  • A vessel properly registered in another state using Rhode Island waters for 90 days or less or vessels from another country temporarily using Rhode Island waters
  • Ship's lifeboats or vessels used only for racing
  • A rowboat less than 12 feet long, or a canoe or kayak
The Certificate of Number and validation decals are obtained by submitting by mail or in person the proper application form and fee.

The certificate (pocket-sized card) must be on board and available for inspection by an enforcement officer whenever the vessel is operated.
[...]
Documented Vessels

Federally documented vessels used primarily in Rhode Island must be registered with the state. The documentation number will be used as the registration number. The vessel must display the validation decals issued by the state on each side of the vessel.
The boats in question do not have current, if any, validation decals.

My reading of this is that the OPERATOR is required to obey the law, and will be issued a fine if the vessel under their command does not comply with the applicable laws, or cannot provide the certificate for inspection.
 

·
Registered
Joined
·
5,979 Posts
As a paid skipper you should inspect the boat for safety compliance and documentation; any discrepancy should be noted and corrected - and if not you as the skipper take the risk both in getting underway and being responsible for tickets.
If it is a matter of boat operation and you are up/on watch then of course you are responsible, if the owner is it's his. If you as paid skipper say to do something and the owner overrules, well - you should have that in your contract.
 

·
ASA and PSIA Instructor
Joined
·
4,308 Posts
...continuing, and quoting from the RI (from where these boats are based) DEM website (Registering Your Vessel - Rhode Island Boating License Laws and Safety Guide);

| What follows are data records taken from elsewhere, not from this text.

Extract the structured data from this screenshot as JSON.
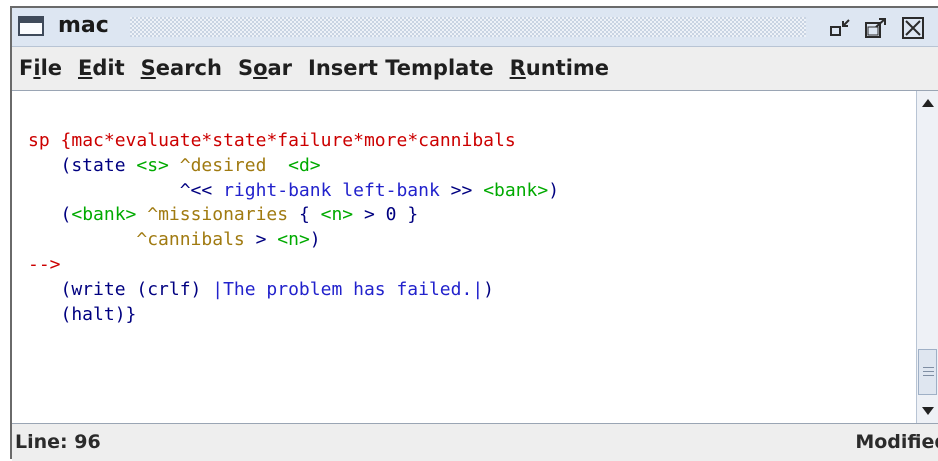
{
  "window": {
    "title": "mac"
  },
  "menu": {
    "items": [
      {
        "pre": "F",
        "key": "i",
        "post": "le"
      },
      {
        "pre": "",
        "key": "E",
        "post": "dit"
      },
      {
        "pre": "",
        "key": "S",
        "post": "earch"
      },
      {
        "pre": "S",
        "key": "o",
        "post": "ar"
      },
      {
        "pre": "Insert Template",
        "key": "",
        "post": ""
      },
      {
        "pre": "",
        "key": "R",
        "post": "untime"
      }
    ]
  },
  "editor": {
    "code": {
      "l1_sp": "sp",
      "l1_brace": "{",
      "l1_name": "mac*evaluate*state*failure*more*cannibals",
      "l2_a": "   (state ",
      "l2_var": "<s>",
      "l2_attr": " ^desired ",
      "l2_var2": "<d>",
      "l3_a": "              ^<< ",
      "l3_txt": "right-bank left-bank",
      "l3_b": " >> ",
      "l3_var": "<bank>",
      "l3_c": ")",
      "l4_a": "   (",
      "l4_var": "<bank>",
      "l4_attr": " ^missionaries",
      "l4_b": " { ",
      "l4_var2": "<n>",
      "l4_c": " > 0 }",
      "l5_a": "          ",
      "l5_attr": "^cannibals",
      "l5_b": " > ",
      "l5_var": "<n>",
      "l5_c": ")",
      "l6_arrow": "-->",
      "l7_a": "   (write (crlf) ",
      "l7_txt": "|The problem has failed.|",
      "l7_b": ")",
      "l8_a": "   (halt)}"
    }
  },
  "status": {
    "line": "Line: 96",
    "modified": "Modified"
  },
  "icons": {
    "frame": "window-frame-icon",
    "minimize": "minimize-icon",
    "maximize": "maximize-icon",
    "close": "close-icon",
    "scroll_up": "arrow-up-icon",
    "scroll_down": "arrow-down-icon"
  },
  "colors": {
    "keyword_red": "#cc0000",
    "variable_green": "#00aa00",
    "attribute_gold": "#a07a10",
    "text_blue": "#2222cc",
    "default_navy": "#000080"
  }
}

The boats in question do not have current, if any, validation decals.

My reading of this is that the OPERATOR is required to obey the law, and will be issued a fine if the vessel under their command does not comply with the applicable laws, or cannot provide the certificate for inspection.
RI has an interesting twist. I am not in state, but what might be an interesting study is to walk the docks and count the number of boats without reg numbers that display the stickers...I dont know as a non-RI resident, compliance may be high, just an interesting twist.
 

·
██▓▓▒▒░&
Joined
·
13,641 Posts
"My reading of this is that the OPERATOR is required to obey the law,"
As eh said.

And simple enough to look up the CFR itself, and see who is responsible for the "safe operation" of a vessel.

Same thing for long-haul truckers. You got bad brakes, an overweight load, a brake light out? You get the ticket, as the operator.

If the owner is oblivious, or cheating on safety regulations, he's going to cheat the operator too.
 

·
Registered
Joined
·
1,446 Posts
My reading of this is that the OPERATOR is required to obey the law, and will be issued a fine if the vessel under their command does not comply with the applicable laws, or cannot provide the certificate for inspection.
This is probably the common language for most states (Arizona might be an exception) and certainly was the case in my experience. In Texas, they consider any boat in the water requires documentation compliance but enforcement seems to focus on weekends on popular lakes. When I walk around the marina I'm amazed the number of boats without current registration.
John
 

·
Registered
Joined
·
5,232 Posts
Discussion Starter · #20 ·
I just called USCG New London. The receptionist asked an officer and they said if the ticket was boat related the owner gets the ticket.

The assumption was that if it was boat operations the operator would get the ticket but since she would not connect me to an authority I did not get the second half.
 
1 - 20 of 49 Posts
Top